- Physicians can now use multiple codes to specify a particular diagnosis more comprehensively via a new feature called code clustering.
- Approximately 55,000 new codes to its previous list of diagnoses have been added..
- Additional headings are now included such as anatomy, causes, signs and symptoms, disorders, and so on.
- Either simple or complex coding can be done to describe a complex clinical condition in detail.
- Each category will be represented by four characters instead of three.
- Digital format of ICD-11 permits continuous updates and improved translation to codes.
When will ICD-11 be implemented in the US?
The WHO has not set out a mandatory date for implementation of ICD-11. It may take a few years for ICD-11 to fully replace ICD-10, and for now, WHO accepts data reported with both ICD-10 and ICD-11 codes.
It has been estimated that the US healthcare system may start using ICD-11 codes to record medical data by 2023 at the earliest. To this end, all practices and healthcare sectors must update their IT system and software to enable easier transition to ICD-11 within the next two years.
How can you be prepared for ICD-11?
Being prepared for ICD-11 can be a daunting process, but with proper planning and preemptive preparation, the entire process can be a smooth transition.
For Individual Physicians
It is of utmost importance that you familiarize yourself with the ICD-11 language to document all diagnoses and treatments. For instance, you need to set up the habit of documenting your diagnosis in as much detail as possible to ensure that the codes represent the disease specifically. The importance of specifying the diagnoses cannot be underestimated, as it is crucial for reimbursement.

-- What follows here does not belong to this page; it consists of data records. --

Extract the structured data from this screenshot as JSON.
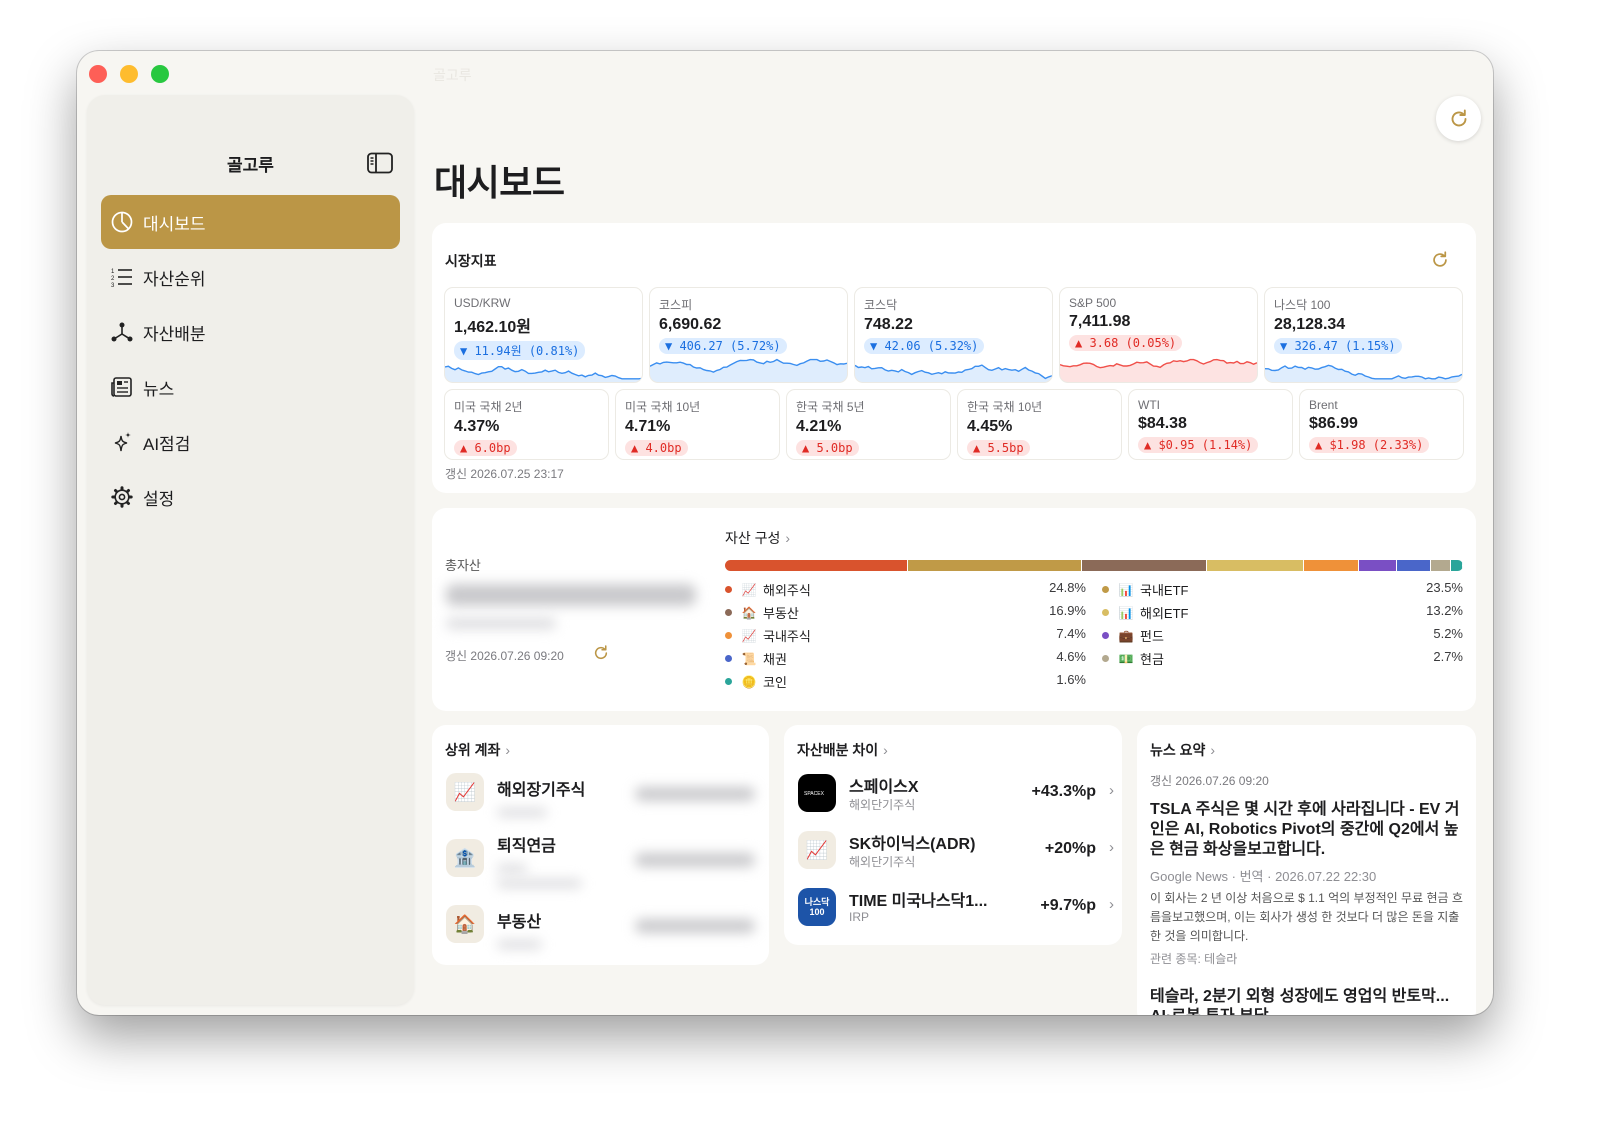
{
  "window": {
    "title": "골고루"
  },
  "sidebar": {
    "title": "골고루",
    "items": [
      {
        "label": "대시보드",
        "icon": "pie-chart-icon",
        "active": true
      },
      {
        "label": "자산순위",
        "icon": "ranked-list-icon"
      },
      {
        "label": "자산배분",
        "icon": "network-icon"
      },
      {
        "label": "뉴스",
        "icon": "newspaper-icon"
      },
      {
        "label": "AI점검",
        "icon": "sparkles-icon"
      },
      {
        "label": "설정",
        "icon": "gear-icon"
      }
    ]
  },
  "page": {
    "title": "대시보드"
  },
  "market": {
    "title": "시장지표",
    "top": [
      {
        "label": "USD/KRW",
        "value": "1,462.10원",
        "change": "▼ 11.94원 (0.81%)",
        "dir": "down"
      },
      {
        "label": "코스피",
        "value": "6,690.62",
        "change": "▼ 406.27 (5.72%)",
        "dir": "down"
      },
      {
        "label": "코스닥",
        "value": "748.22",
        "change": "▼ 42.06 (5.32%)",
        "dir": "down"
      },
      {
        "label": "S&P 500",
        "value": "7,411.98",
        "change": "▲ 3.68 (0.05%)",
        "dir": "up"
      },
      {
        "label": "나스닥 100",
        "value": "28,128.34",
        "change": "▼ 326.47 (1.15%)",
        "dir": "down"
      }
    ],
    "bottom": [
      {
        "label": "미국 국채 2년",
        "value": "4.37%",
        "change": "▲ 6.0bp",
        "dir": "up"
      },
      {
        "label": "미국 국채 10년",
        "value": "4.71%",
        "change": "▲ 4.0bp",
        "dir": "up"
      },
      {
        "label": "한국 국채 5년",
        "value": "4.21%",
        "change": "▲ 5.0bp",
        "dir": "up"
      },
      {
        "label": "한국 국채 10년",
        "value": "4.45%",
        "change": "▲ 5.5bp",
        "dir": "up"
      },
      {
        "label": "WTI",
        "value": "$84.38",
        "change": "▲ $0.95 (1.14%)",
        "dir": "up"
      },
      {
        "label": "Brent",
        "value": "$86.99",
        "change": "▲ $1.98 (2.33%)",
        "dir": "up"
      }
    ],
    "updated": "갱신 2026.07.25 23:17"
  },
  "colors": {
    "accent": "#bb9646",
    "down": "#1b6fe0",
    "up": "#e02b25"
  },
  "asset": {
    "total_label": "총자산",
    "updated": "갱신 2026.07.26 09:20",
    "composition_title": "자산 구성",
    "left": [
      {
        "name": "해외주식",
        "pct": "24.8%",
        "color": "#d9532d",
        "icon": "chart-up-icon"
      },
      {
        "name": "부동산",
        "pct": "16.9%",
        "color": "#8b6a58",
        "icon": "house-icon"
      },
      {
        "name": "국내주식",
        "pct": "7.4%",
        "color": "#ef9139",
        "icon": "chart-up-icon"
      },
      {
        "name": "채권",
        "pct": "4.6%",
        "color": "#4a66c9",
        "icon": "scroll-icon"
      },
      {
        "name": "코인",
        "pct": "1.6%",
        "color": "#2aa59a",
        "icon": "coin-icon"
      }
    ],
    "right": [
      {
        "name": "국내ETF",
        "pct": "23.5%",
        "color": "#c09a47",
        "icon": "bar-chart-icon"
      },
      {
        "name": "해외ETF",
        "pct": "13.2%",
        "color": "#d8bd63",
        "icon": "bar-chart-icon"
      },
      {
        "name": "펀드",
        "pct": "5.2%",
        "color": "#7a4fc4",
        "icon": "briefcase-icon"
      },
      {
        "name": "현금",
        "pct": "2.7%",
        "color": "#b3a98f",
        "icon": "cash-icon"
      }
    ],
    "bar_segments": [
      {
        "name": "해외주식",
        "value": 24.8,
        "color": "#d9532d"
      },
      {
        "name": "국내ETF",
        "value": 23.5,
        "color": "#c09a47"
      },
      {
        "name": "부동산",
        "value": 16.9,
        "color": "#8b6a58"
      },
      {
        "name": "해외ETF",
        "value": 13.2,
        "color": "#d8bd63"
      },
      {
        "name": "국내주식",
        "value": 7.4,
        "color": "#ef9139"
      },
      {
        "name": "펀드",
        "value": 5.2,
        "color": "#7a4fc4"
      },
      {
        "name": "채권",
        "value": 4.6,
        "color": "#4a66c9"
      },
      {
        "name": "현금",
        "value": 2.7,
        "color": "#b3a98f"
      },
      {
        "name": "코인",
        "value": 1.6,
        "color": "#2aa59a"
      }
    ]
  },
  "accounts": {
    "title": "상위 계좌",
    "items": [
      {
        "name": "해외장기주식",
        "icon": "chart-up-icon"
      },
      {
        "name": "퇴직연금",
        "icon": "bank-icon"
      },
      {
        "name": "부동산",
        "icon": "house-icon"
      }
    ]
  },
  "diff": {
    "title": "자산배분 차이",
    "items": [
      {
        "name": "스페이스X",
        "sub": "해외단기주식",
        "value": "+43.3%p",
        "icon": "spacex-logo-icon"
      },
      {
        "name": "SK하이닉스(ADR)",
        "sub": "해외단기주식",
        "value": "+20%p",
        "icon": "chart-up-icon"
      },
      {
        "name": "TIME 미국나스닥1...",
        "sub": "IRP",
        "value": "+9.7%p",
        "icon": "nasdaq100-logo-icon",
        "logo_text_1": "나스닥",
        "logo_text_2": "100"
      }
    ]
  },
  "news": {
    "title": "뉴스 요약",
    "updated": "갱신 2026.07.26 09:20",
    "items": [
      {
        "headline": "TSLA 주식은 몇 시간 후에 사라집니다 - EV 거인은 AI, Robotics Pivot의 중간에 Q2에서 높은 현금 화상을보고합니다.",
        "meta": "Google News · 번역 · 2026.07.22 22:30",
        "summary": "이 회사는 2 년 이상 처음으로 $ 1.1 억의 부정적인 무료 현금 흐름을보고했으며, 이는 회사가 생성 한 것보다 더 많은 돈을 지출 한 것을 의미합니다.",
        "related": "관련 종목: 테슬라"
      },
      {
        "headline": "테슬라, 2분기 외형 성장에도 영업익 반토막...",
        "headline_2": "AI·로봇 투자 부담"
      }
    ]
  }
}
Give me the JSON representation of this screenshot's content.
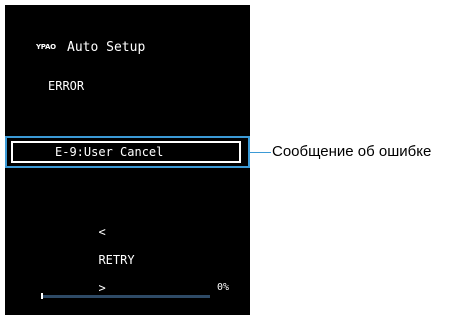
{
  "screen": {
    "logo": "YPAO",
    "title": "Auto Setup",
    "status": "ERROR",
    "error_message": "E-9:User Cancel",
    "retry": {
      "left_arrow": "<",
      "label": "RETRY",
      "right_arrow": ">"
    },
    "progress": {
      "value_percent": 0,
      "label": "0%"
    }
  },
  "annotation": {
    "callout": "Сообщение об ошибке"
  },
  "colors": {
    "screen_bg": "#000000",
    "highlight": "#3b9ad6",
    "text": "#ffffff",
    "progress_track": "#2e4a66"
  }
}
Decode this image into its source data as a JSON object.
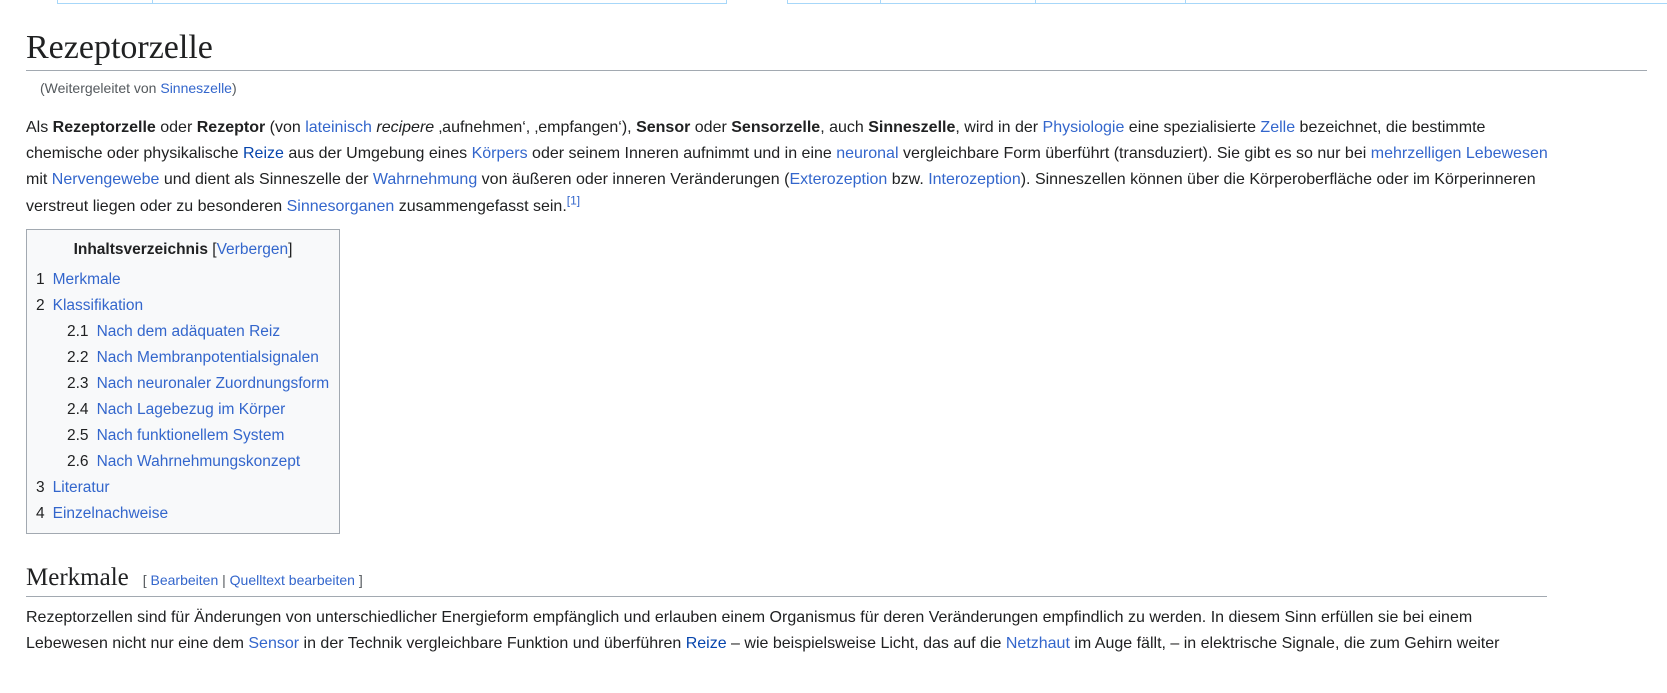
{
  "article": {
    "title": "Rezeptorzelle",
    "redirect_prefix": "(Weitergeleitet von ",
    "redirect_link": "Sinneszelle",
    "redirect_suffix": ")"
  },
  "intro": {
    "t1": "Als ",
    "b1": "Rezeptorzelle",
    "t2": " oder ",
    "b2": "Rezeptor",
    "t3": " (von ",
    "l_lateinisch": "lateinisch",
    "t4": " ",
    "i_recipere": "recipere",
    "t5": " ‚aufnehmen‘, ‚empfangen‘), ",
    "b3": "Sensor",
    "t6": " oder ",
    "b4": "Sensorzelle",
    "t7": ", auch ",
    "b5": "Sinneszelle",
    "t8": ", wird in der ",
    "l_physiologie": "Physiologie",
    "t9": " eine spezialisierte ",
    "l_zelle": "Zelle",
    "t10": " bezeichnet, die bestimmte chemische oder physikalische ",
    "l_reize": "Reize",
    "t11": " aus der Umgebung eines ",
    "l_koerpers": "Körpers",
    "t12": " oder seinem Inneren aufnimmt und in eine ",
    "l_neuronal": "neuronal",
    "t13": " vergleichbare Form überführt (transduziert). Sie gibt es so nur bei ",
    "l_mehrzelligen": "mehrzelligen Lebewesen",
    "t14": " mit ",
    "l_nervengewebe": "Nervengewebe",
    "t15": " und dient als Sinneszelle der ",
    "l_wahrnehmung": "Wahrnehmung",
    "t16": " von äußeren oder inneren Veränderungen (",
    "l_exterozeption": "Exterozeption",
    "t17": " bzw. ",
    "l_interozeption": "Interozeption",
    "t18": "). Sinneszellen können über die Körperoberfläche oder im Körperinneren verstreut liegen oder zu besonderen ",
    "l_sinnesorganen": "Sinnesorganen",
    "t19": " zusammengefasst sein.",
    "ref": "[1]"
  },
  "toc": {
    "title": "Inhaltsverzeichnis",
    "open_bracket": "[",
    "toggle": "Verbergen",
    "close_bracket": "]",
    "items": [
      {
        "num": "1",
        "label": "Merkmale"
      },
      {
        "num": "2",
        "label": "Klassifikation"
      },
      {
        "num": "2.1",
        "label": "Nach dem adäquaten Reiz"
      },
      {
        "num": "2.2",
        "label": "Nach Membranpotentialsignalen"
      },
      {
        "num": "2.3",
        "label": "Nach neuronaler Zuordnungsform"
      },
      {
        "num": "2.4",
        "label": "Nach Lagebezug im Körper"
      },
      {
        "num": "2.5",
        "label": "Nach funktionellem System"
      },
      {
        "num": "2.6",
        "label": "Nach Wahrnehmungskonzept"
      },
      {
        "num": "3",
        "label": "Literatur"
      },
      {
        "num": "4",
        "label": "Einzelnachweise"
      }
    ]
  },
  "section_merkmale": {
    "heading": "Merkmale",
    "edit_open": "[ ",
    "edit_label": "Bearbeiten",
    "edit_sep": " | ",
    "source_label": "Quelltext bearbeiten",
    "edit_close": " ]",
    "p1": "Rezeptorzellen sind für Änderungen von unterschiedlicher Energieform empfänglich und erlauben einem Organismus für deren Veränderungen empfindlich zu werden. In diesem Sinn erfüllen sie bei einem Lebewesen nicht nur eine dem ",
    "l_sensor": "Sensor",
    "p2": " in der Technik vergleichbare Funktion und überführen ",
    "l_reize": "Reize",
    "p3": " – wie beispielsweise Licht, das auf die ",
    "l_netzhaut": "Netzhaut",
    "p4": " im Auge fällt, – in elektrische Signale, die zum Gehirn weiter"
  }
}
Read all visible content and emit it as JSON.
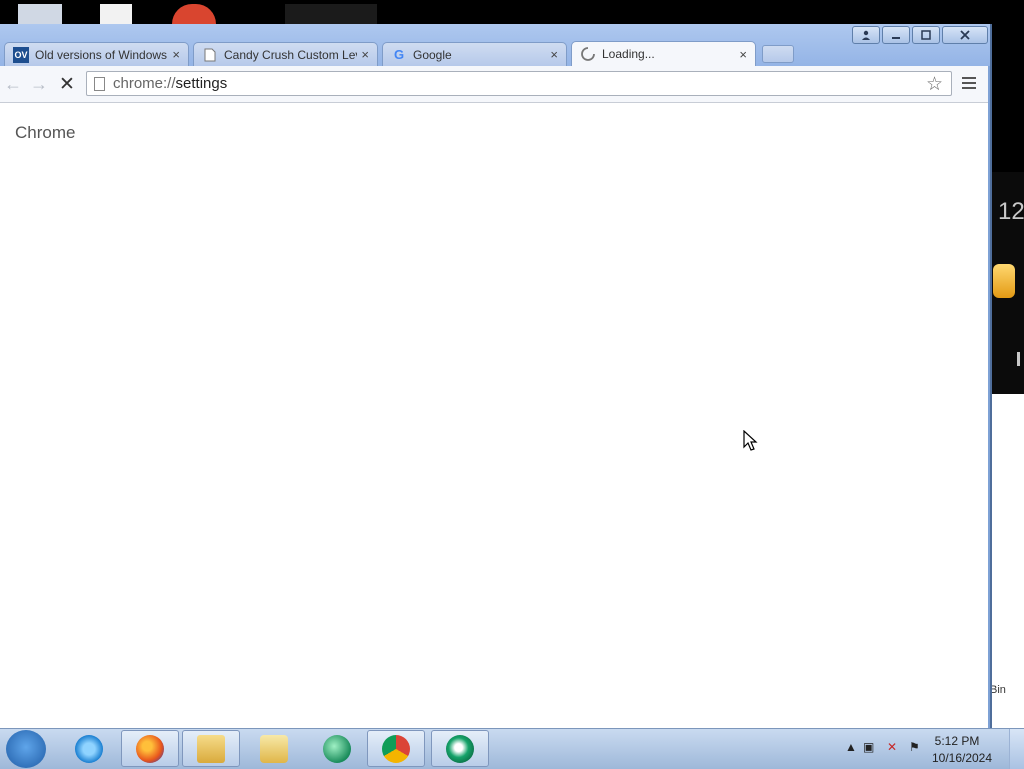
{
  "colors": {
    "window_frame": "#7ea1d5",
    "tab_inactive": "#c3d4f0",
    "tab_active": "#f5f7fb",
    "toolbar": "#f5f7fb",
    "content_bg": "#ffffff",
    "taskbar": "#b7cbe6"
  },
  "desktop": {
    "right_edge_number": "12",
    "right_edge_text": "Bin"
  },
  "window": {
    "controls": [
      "profile-icon",
      "minimize-icon",
      "maximize-icon",
      "close-icon"
    ],
    "tabs": [
      {
        "favicon": "OV",
        "favicon_name": "oldversion-icon",
        "title": "Old versions of Windows",
        "active": false
      },
      {
        "favicon": "",
        "favicon_name": "document-icon",
        "title": "Candy Crush Custom Leve",
        "active": false
      },
      {
        "favicon": "G",
        "favicon_name": "google-icon",
        "title": "Google",
        "active": false
      },
      {
        "favicon": "",
        "favicon_name": "loading-spinner-icon",
        "title": "Loading...",
        "active": true
      }
    ],
    "close_glyph": "×"
  },
  "toolbar": {
    "back_glyph": "←",
    "forward_glyph": "→",
    "stop_glyph": "✕",
    "url_scheme": "chrome://",
    "url_path": "settings",
    "star_glyph": "☆"
  },
  "content": {
    "heading": "Chrome"
  },
  "taskbar": {
    "apps": [
      {
        "name": "internet-explorer-icon",
        "running": false
      },
      {
        "name": "firefox-icon",
        "running": true
      },
      {
        "name": "file-explorer-icon",
        "running": true
      },
      {
        "name": "media-player-icon",
        "running": false
      },
      {
        "name": "green-app-icon",
        "running": false
      },
      {
        "name": "chrome-icon",
        "running": true
      },
      {
        "name": "green-swirl-app-icon",
        "running": true
      }
    ],
    "tray": {
      "time": "5:12 PM",
      "date": "10/16/2024"
    }
  }
}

The most essential step to a smooth ICD-11 transition is ensuring that your software and your team is fully prepared to integrate its system with ICD-11 codes.
- Software Upgrade: Whether you are using a medical billing system or an electronic health records system, now is the time to get in touch with the software developers to prepare the system for ICD-11 incorporation.
- Personnel Training: All your employees responsible for recording the data should be intimately aware of all changes in ICD-11 and be prepared to handle any reimbursement issues that may arise as a result of changes to the ICD-11 codes.
- Practice Transitioning: Transitioning to ICD-11 can be made easier if you take a step by step approach. Habit enforcement to use new ICD-11 codes to record medical data can make the transition smoother when you finally have to take the leap from ICD-10-CM to ICD-11.
The updated coding system and other new changes have been explained in detail in the WHO’s ICD website with easy to use reference guides. We, at Practolytics, are experienced in dealing with claim denials and deal with your finances to ensure that your practice is profitable. Practolytics is preparing its clients to move to the next level of diagnostic coding right from this moment to ensure future ready business strategies are in place.